When it didn't come up, Florian joked, "It was so fast, you couldn't even see it."
But he credited coach Firas Zahabi with his improved striking.
"I've really worked hard to tighten up my boxing," said Florian, who said he hopes to earn a third shot at the lightweight title.
"I admit my last performance wasn't good," Florian said of his fourth-round submission loss to Penn in a bid for the lightweight title at UFC 101. "I'm trying to get better every day. I want another shot at the title."
One-time welterweight title challenger Jon Fitch managed to survive a tough challenge from Mike Pierce and pulled out a unanimous decision victory. All three judges scored it 29-28 for the former Purdue wrestler.
In the pay-per-view opener, Stefan Struve won a majority decision over Paul Buentello in a heavyweight fight, though Buentello landed the harder, more telling blows. Twice in the fight, Struve tried a flying knee, only to be knocked down hard by Buentello.
Struve won by scores of 29-28, 29-28 and 28-28. Judge Nelson "Doc" Hamilton scored it 10-8 for Struve in the first, but gave Buentello each of the last two rounds to come up with the 28-28 score.
The show began with a series of excellent fights on the preliminary card. T.J. Grant, who is from Cole Harbour, Nova Scotia, the same small town as Pittsburgh Penguins star Sidney Crosby, opened the show with a first-round technical knockout of Kevin Burns.
Burns drilled Grant early and knocked him down and was seemingly on the verge of stopping him. Grant survived the onslaught and, about 10 seconds before the round was over, he landed a wild right on Burns' jaw.
Grant pounced and finished him with ground and pound, as referee Greg Franklin dove in to stop it.
"I thought I was going to run out of time," Grant said. "I was going for it. I wanted to end this thing."
But that wasn't anything compared to the next fight, as Edgar Garcia and DaMarques Johnson put on a spectacular back-and-forth show. The fight encompassed all aspects of MMA and had the high-intensity crowd roaring its approval.
Garcia, who is a very hard puncher, clipped Johnson and knocked him down and briefly, it seemed Johnson was in a bad position. But he very quickly maneuvered into position for a triangle choke and forced Garcia to tap.
"That was spur of the moment," Johnson said of transitioning to the triangle. "That was some straight up Jeremy Horn fight-jitsu.
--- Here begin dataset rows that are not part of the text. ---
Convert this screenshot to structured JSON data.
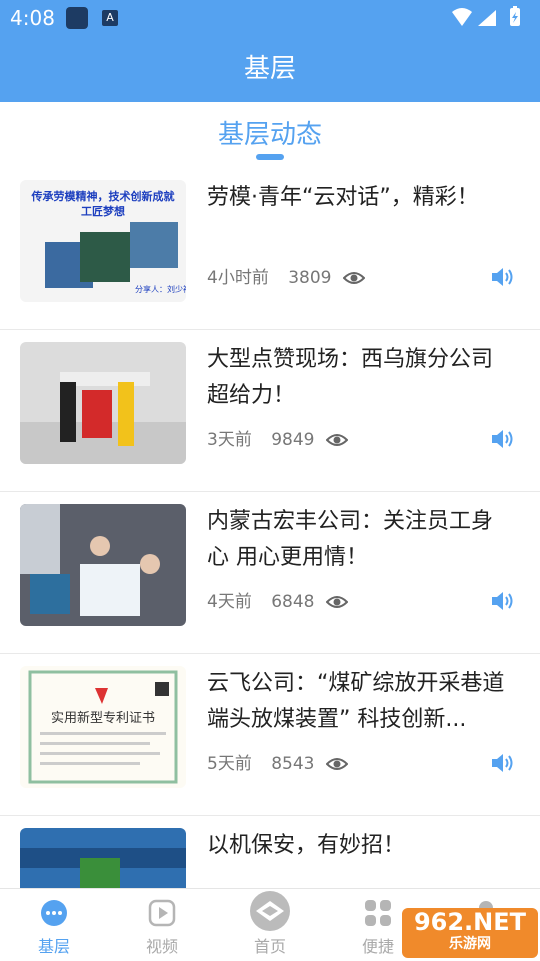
{
  "status": {
    "time": "4:08",
    "a_icon": "A",
    "icons": [
      "wifi-icon",
      "signal-icon",
      "battery-icon"
    ]
  },
  "header": {
    "title": "基层"
  },
  "section": {
    "title": "基层动态"
  },
  "items": [
    {
      "title": "劳模·青年“云对话”，精彩！",
      "time": "4小时前",
      "views": "3809"
    },
    {
      "title": "大型点赞现场：西乌旗分公司超给力！",
      "time": "3天前",
      "views": "9849"
    },
    {
      "title": "内蒙古宏丰公司：关注员工身心 用心更用情！",
      "time": "4天前",
      "views": "6848"
    },
    {
      "title": "云飞公司：“煤矿综放开采巷道端头放煤装置” 科技创新...",
      "time": "5天前",
      "views": "8543"
    },
    {
      "title": "以机保安，有妙招！",
      "time": "",
      "views": ""
    }
  ],
  "thumb1": {
    "line1": "传承劳模精神，技术创新成就",
    "line2": "工匠梦想",
    "sign": "分享人：刘少祥"
  },
  "thumb4": {
    "title": "实用新型专利证书"
  },
  "nav": [
    {
      "label": "基层",
      "active": true
    },
    {
      "label": "视频"
    },
    {
      "label": "首页"
    },
    {
      "label": "便捷"
    },
    {
      "label": ""
    }
  ],
  "watermark": {
    "line1": "962.NET",
    "line2": "乐游网"
  },
  "colors": {
    "accent": "#55a2f0",
    "header_bg": "#55a2f0"
  }
}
I can't really remember much because he hits so hard."
Rousimar Palhares submitted Lucio Linhares with a heel hook at 3:21 of the second round in a fight that featured a variety of slick submissions and escapes.
Johny Hendricks, a collegiate wrestling All-American at Oklahoma State, dominated Ricardo Funch with punches, knees and slams in winning a wide unanimous decision. Scores were 30-27 twice and 30-25.
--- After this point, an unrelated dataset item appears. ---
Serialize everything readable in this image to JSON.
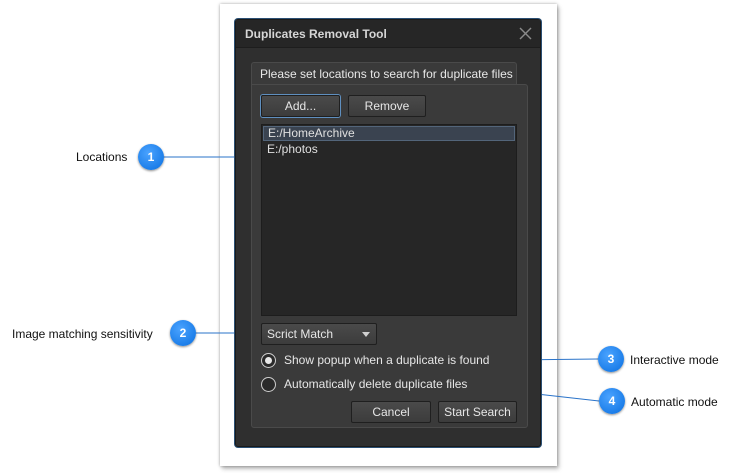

"I just wanted to show that I have jiu-jitsu and I did it against a purple belt," Hendricks said. "He's a tough dude. I hit him with everything I had."
Matt Wiman's physical strength and punching power were too much for "Sugar" Shane Nelson as Wiman pulled out a unanimous decision. All three judges had it 30-27.
And Alan Belcher ended the preliminary card with a first-round stoppage of Wilson Gouveia in a fight that was contested at a catchweight of 195 pounds. Belcher and Gouveia traded hard shots for much of the round, but as the fighters were clinched along the cage, Belcher landed a hard right uppercut that hurt Gouveia, who slumped to the canvas. Belcher pounced on Gouveia and finished the bout at 3:03.
I want to show I can finish fights," Belcher said. "I can knock guys out. I came into the UFC and I was young. All I knew was the UFC. But now I'm ready to step up and be the next contender. I want that belt."